* Problem statement: Every line containing the word "time" is to be copied from the data below.

* Input data:
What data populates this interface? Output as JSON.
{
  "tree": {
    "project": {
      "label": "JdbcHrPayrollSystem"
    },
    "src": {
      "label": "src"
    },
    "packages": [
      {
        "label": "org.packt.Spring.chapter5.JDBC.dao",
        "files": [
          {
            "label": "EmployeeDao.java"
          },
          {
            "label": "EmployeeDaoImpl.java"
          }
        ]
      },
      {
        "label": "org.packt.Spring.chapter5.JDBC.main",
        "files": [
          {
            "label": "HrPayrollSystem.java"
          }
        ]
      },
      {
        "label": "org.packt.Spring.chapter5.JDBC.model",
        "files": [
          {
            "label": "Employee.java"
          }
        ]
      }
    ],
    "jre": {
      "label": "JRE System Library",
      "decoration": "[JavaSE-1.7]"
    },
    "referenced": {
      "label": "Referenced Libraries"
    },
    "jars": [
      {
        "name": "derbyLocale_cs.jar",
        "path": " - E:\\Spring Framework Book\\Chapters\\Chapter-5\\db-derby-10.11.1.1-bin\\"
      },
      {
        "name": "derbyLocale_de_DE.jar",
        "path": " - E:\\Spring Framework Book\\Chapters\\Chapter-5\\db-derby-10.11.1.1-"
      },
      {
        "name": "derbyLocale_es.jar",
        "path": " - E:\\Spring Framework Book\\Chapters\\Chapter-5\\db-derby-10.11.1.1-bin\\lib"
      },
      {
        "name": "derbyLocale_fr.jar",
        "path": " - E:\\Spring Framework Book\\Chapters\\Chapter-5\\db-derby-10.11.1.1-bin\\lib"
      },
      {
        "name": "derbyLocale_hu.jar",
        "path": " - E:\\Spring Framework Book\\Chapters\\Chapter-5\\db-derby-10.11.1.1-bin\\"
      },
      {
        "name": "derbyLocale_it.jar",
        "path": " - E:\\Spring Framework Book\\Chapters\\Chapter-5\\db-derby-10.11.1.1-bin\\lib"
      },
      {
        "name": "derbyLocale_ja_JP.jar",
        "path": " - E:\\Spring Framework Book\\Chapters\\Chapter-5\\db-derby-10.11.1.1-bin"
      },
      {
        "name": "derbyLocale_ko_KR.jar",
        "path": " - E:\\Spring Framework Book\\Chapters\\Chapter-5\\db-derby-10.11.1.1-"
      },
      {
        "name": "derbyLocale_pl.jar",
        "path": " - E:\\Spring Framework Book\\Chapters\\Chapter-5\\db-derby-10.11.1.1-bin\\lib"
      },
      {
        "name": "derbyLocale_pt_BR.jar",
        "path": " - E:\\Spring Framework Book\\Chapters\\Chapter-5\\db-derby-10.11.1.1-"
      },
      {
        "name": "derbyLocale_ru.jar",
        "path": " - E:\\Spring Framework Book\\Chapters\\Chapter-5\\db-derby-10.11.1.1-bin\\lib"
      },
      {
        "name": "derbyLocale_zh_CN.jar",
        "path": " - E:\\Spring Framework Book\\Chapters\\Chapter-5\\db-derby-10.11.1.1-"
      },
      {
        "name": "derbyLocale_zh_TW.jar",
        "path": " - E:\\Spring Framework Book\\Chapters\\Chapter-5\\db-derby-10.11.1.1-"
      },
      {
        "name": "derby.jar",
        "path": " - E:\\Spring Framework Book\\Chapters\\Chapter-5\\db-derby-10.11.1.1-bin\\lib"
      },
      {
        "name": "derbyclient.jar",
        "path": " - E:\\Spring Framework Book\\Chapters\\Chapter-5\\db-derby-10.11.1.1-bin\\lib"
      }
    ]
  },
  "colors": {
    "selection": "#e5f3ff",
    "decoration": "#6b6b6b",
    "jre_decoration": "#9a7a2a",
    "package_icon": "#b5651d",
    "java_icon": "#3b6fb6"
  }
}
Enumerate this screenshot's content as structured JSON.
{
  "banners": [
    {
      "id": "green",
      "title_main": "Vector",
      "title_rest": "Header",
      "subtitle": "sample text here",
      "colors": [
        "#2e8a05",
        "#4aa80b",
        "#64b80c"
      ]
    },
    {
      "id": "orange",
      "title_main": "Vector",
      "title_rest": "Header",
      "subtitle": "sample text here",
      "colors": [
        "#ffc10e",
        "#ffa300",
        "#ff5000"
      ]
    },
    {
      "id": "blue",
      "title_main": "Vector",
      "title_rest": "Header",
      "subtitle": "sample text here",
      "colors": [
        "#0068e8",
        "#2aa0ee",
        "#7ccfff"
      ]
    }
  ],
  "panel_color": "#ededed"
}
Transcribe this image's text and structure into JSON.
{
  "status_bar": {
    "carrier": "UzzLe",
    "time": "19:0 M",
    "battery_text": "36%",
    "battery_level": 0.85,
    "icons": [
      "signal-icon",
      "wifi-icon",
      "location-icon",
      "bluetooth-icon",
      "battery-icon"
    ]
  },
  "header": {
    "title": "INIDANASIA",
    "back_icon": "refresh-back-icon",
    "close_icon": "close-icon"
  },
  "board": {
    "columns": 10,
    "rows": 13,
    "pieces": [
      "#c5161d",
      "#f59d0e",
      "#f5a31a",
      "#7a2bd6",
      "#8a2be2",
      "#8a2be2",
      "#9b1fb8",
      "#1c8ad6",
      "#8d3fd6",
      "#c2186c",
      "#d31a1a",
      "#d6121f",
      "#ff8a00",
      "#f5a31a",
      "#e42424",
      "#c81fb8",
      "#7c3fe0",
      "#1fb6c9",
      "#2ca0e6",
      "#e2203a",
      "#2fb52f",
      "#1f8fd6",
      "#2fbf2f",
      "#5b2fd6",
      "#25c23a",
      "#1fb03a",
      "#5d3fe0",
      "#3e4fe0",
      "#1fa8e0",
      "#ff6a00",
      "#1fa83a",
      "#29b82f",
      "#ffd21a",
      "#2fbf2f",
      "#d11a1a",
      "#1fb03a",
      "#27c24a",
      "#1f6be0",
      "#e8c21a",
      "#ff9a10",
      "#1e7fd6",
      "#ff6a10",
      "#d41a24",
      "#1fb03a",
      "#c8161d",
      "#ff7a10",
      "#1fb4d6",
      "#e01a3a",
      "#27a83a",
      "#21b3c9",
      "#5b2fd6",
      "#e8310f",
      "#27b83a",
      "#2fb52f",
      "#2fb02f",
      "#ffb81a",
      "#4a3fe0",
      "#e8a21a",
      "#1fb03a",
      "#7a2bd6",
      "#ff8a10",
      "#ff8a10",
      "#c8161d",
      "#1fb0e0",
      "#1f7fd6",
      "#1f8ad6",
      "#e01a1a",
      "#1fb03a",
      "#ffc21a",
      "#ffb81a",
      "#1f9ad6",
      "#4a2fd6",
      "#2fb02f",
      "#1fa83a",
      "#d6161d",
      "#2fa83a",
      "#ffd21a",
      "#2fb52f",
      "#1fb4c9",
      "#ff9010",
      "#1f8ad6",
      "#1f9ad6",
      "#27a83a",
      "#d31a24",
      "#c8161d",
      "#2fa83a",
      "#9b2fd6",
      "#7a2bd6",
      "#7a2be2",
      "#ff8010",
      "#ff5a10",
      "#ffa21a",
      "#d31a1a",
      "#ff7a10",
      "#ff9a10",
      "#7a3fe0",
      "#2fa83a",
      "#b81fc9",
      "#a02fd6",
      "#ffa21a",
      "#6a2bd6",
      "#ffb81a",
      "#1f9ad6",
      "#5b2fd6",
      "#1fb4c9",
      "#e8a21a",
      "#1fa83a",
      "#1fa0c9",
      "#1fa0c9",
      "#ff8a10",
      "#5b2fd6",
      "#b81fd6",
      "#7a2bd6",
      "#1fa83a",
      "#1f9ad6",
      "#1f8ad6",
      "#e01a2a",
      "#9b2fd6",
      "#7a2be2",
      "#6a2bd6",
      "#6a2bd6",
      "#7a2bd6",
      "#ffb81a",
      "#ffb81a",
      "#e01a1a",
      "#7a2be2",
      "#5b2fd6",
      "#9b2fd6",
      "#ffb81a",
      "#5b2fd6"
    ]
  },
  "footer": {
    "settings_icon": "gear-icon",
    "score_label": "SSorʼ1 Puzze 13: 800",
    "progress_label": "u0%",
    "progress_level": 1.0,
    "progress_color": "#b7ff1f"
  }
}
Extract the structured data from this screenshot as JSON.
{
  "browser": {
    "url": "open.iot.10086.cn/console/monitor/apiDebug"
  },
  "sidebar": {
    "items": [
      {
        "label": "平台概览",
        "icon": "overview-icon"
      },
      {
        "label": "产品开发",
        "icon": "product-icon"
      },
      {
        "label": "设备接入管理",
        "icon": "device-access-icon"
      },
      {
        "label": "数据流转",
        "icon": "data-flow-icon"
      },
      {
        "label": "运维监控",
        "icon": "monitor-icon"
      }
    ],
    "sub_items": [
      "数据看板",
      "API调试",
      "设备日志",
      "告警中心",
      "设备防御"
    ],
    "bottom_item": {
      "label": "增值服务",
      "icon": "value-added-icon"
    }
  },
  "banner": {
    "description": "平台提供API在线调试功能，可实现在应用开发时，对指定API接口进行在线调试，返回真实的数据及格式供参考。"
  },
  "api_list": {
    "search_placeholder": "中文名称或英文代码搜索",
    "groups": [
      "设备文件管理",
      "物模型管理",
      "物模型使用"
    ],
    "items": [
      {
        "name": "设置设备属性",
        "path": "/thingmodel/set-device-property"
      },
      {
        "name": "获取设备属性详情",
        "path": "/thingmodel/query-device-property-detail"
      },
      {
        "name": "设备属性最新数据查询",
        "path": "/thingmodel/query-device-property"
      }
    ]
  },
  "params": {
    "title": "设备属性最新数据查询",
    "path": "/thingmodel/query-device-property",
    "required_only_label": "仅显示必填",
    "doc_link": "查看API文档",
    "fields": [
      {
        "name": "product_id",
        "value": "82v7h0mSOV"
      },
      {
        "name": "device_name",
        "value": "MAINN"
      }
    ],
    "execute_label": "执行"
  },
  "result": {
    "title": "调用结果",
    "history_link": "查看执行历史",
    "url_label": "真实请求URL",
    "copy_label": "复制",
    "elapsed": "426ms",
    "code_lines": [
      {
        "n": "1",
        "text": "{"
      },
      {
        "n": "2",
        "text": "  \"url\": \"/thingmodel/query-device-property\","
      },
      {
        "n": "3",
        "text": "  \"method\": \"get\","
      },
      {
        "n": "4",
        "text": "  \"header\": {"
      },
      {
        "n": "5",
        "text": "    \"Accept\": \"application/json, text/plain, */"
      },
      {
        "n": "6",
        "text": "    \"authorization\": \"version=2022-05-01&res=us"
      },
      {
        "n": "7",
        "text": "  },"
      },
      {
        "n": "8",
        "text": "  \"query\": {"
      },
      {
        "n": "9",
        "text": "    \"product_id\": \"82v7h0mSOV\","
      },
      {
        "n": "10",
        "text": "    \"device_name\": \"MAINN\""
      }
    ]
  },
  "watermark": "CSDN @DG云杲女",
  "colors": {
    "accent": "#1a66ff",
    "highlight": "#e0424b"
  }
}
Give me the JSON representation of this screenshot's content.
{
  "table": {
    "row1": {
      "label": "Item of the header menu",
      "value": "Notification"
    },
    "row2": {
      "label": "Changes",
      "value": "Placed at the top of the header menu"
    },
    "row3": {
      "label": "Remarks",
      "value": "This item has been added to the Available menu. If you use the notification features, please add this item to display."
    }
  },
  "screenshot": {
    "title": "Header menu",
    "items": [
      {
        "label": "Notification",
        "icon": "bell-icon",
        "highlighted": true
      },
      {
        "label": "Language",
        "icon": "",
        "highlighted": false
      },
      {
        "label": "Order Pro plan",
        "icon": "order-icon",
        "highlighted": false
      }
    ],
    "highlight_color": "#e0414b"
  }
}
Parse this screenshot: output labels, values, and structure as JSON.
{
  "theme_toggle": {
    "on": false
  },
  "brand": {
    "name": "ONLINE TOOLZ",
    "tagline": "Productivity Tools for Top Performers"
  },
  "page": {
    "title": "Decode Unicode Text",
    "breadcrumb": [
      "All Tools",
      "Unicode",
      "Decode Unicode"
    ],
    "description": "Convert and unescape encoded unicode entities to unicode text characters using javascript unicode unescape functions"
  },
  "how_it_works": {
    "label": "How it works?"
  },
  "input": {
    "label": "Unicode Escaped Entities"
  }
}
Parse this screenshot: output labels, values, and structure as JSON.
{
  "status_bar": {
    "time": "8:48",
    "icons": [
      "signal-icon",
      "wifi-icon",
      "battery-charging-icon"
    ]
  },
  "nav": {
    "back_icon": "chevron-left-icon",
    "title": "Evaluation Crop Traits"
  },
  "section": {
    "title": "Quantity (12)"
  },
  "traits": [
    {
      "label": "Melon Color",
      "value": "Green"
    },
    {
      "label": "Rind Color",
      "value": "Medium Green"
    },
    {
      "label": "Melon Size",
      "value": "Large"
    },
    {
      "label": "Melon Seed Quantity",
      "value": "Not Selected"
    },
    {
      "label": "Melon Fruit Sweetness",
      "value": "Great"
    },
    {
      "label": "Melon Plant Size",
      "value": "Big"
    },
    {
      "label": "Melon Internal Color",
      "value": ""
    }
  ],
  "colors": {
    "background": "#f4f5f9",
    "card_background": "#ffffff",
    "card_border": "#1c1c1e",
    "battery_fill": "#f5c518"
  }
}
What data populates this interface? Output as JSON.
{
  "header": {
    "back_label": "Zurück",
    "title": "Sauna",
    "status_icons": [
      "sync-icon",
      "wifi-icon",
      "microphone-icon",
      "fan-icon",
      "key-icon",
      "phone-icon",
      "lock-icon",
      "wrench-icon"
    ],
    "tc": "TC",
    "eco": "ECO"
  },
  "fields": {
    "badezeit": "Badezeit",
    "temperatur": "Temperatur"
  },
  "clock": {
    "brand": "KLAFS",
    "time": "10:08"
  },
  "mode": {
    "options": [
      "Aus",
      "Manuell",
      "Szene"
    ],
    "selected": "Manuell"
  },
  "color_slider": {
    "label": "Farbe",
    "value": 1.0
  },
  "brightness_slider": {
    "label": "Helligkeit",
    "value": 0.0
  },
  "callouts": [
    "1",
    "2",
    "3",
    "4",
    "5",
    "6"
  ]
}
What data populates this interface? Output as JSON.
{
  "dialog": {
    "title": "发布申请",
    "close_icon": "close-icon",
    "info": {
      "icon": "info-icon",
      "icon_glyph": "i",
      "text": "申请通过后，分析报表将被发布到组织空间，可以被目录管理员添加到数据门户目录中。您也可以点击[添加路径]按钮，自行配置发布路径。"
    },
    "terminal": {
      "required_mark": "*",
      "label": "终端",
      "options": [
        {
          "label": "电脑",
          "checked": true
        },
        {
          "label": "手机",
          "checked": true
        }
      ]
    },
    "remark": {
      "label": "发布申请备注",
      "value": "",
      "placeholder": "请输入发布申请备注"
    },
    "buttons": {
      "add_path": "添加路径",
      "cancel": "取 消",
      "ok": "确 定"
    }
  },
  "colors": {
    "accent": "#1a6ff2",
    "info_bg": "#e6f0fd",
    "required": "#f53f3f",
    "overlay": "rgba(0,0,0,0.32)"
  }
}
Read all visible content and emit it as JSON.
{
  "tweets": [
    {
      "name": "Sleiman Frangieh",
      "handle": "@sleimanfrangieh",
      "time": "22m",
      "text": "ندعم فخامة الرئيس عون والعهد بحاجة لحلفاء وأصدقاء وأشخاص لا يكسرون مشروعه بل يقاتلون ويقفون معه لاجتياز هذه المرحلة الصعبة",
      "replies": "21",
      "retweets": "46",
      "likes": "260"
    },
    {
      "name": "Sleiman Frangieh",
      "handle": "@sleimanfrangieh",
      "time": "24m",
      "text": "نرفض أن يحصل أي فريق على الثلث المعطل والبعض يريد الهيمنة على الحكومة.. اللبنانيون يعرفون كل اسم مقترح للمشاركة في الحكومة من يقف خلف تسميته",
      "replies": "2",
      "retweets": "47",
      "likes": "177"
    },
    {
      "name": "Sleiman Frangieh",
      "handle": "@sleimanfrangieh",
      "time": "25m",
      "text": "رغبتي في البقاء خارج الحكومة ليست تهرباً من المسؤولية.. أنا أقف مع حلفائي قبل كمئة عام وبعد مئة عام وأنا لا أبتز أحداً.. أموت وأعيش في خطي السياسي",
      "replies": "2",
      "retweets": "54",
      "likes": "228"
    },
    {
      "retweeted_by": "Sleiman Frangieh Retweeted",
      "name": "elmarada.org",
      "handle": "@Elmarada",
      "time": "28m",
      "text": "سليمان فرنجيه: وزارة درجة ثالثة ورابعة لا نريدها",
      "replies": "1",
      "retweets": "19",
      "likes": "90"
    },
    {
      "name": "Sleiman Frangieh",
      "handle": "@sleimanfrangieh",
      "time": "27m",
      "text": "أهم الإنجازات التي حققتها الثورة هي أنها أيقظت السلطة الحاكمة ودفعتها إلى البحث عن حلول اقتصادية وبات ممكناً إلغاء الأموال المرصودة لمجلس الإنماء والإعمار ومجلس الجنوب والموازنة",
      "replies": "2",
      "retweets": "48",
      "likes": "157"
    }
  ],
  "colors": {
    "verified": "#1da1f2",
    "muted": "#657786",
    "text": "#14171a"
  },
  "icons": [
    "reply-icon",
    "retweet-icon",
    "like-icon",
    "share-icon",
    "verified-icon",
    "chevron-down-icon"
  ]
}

* Response to this exercise:
    "time": "19:0 M",
    "time": "8:48",
    "time": "10:08"
      "time": "22m",
      "time": "24m",
      "time": "25m",
      "time": "28m",
      "time": "27m",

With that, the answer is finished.